[Dataset rows for apps and sites]
----------

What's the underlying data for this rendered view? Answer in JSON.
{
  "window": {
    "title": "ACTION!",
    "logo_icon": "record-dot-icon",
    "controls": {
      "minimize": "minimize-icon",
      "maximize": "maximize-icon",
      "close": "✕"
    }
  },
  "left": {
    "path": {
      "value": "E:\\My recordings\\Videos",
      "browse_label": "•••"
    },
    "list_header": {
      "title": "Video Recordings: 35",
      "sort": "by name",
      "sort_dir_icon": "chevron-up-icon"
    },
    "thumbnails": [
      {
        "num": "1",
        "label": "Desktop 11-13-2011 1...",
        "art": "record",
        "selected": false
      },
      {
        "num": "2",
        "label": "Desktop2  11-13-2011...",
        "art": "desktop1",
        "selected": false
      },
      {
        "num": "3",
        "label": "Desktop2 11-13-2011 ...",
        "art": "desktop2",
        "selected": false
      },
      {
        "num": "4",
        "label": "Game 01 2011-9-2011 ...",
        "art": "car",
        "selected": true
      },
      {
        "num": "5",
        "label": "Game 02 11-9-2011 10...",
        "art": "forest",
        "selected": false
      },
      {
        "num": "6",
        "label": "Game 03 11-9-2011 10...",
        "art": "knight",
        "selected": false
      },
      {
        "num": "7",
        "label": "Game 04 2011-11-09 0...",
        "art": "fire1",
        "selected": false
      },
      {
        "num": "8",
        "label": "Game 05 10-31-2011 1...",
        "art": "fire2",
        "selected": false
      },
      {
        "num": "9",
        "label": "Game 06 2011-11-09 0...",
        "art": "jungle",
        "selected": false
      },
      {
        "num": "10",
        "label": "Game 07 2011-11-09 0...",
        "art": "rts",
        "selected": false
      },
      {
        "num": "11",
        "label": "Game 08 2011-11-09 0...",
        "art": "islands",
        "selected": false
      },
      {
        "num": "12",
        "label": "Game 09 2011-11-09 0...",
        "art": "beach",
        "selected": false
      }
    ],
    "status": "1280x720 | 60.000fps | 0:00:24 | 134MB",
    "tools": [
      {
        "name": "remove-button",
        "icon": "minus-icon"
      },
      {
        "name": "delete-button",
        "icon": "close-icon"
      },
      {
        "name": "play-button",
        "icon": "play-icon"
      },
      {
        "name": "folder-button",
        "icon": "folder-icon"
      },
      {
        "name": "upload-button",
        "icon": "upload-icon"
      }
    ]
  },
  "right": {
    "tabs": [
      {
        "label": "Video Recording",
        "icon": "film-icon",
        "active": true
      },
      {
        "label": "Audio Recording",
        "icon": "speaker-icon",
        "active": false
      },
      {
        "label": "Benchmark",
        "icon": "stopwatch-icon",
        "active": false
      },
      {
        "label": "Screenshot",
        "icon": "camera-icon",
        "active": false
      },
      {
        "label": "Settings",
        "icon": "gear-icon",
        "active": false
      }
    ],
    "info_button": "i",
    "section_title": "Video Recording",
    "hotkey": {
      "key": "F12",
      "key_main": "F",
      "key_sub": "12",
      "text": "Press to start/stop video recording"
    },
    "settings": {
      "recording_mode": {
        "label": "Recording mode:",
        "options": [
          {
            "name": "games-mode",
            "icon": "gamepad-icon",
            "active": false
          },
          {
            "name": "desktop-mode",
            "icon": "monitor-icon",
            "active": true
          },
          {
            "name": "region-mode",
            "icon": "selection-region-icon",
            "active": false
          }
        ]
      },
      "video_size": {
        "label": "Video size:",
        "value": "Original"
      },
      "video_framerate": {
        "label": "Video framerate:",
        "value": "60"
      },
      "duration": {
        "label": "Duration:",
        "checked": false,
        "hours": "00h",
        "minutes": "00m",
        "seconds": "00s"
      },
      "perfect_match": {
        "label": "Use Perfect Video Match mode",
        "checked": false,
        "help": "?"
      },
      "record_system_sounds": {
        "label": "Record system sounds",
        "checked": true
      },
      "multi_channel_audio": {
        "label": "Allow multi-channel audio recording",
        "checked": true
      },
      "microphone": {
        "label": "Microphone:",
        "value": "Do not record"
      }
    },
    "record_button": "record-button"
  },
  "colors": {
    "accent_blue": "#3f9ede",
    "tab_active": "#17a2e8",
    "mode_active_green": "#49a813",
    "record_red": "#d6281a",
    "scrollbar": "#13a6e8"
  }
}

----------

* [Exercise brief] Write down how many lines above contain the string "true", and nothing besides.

* [Written response] 5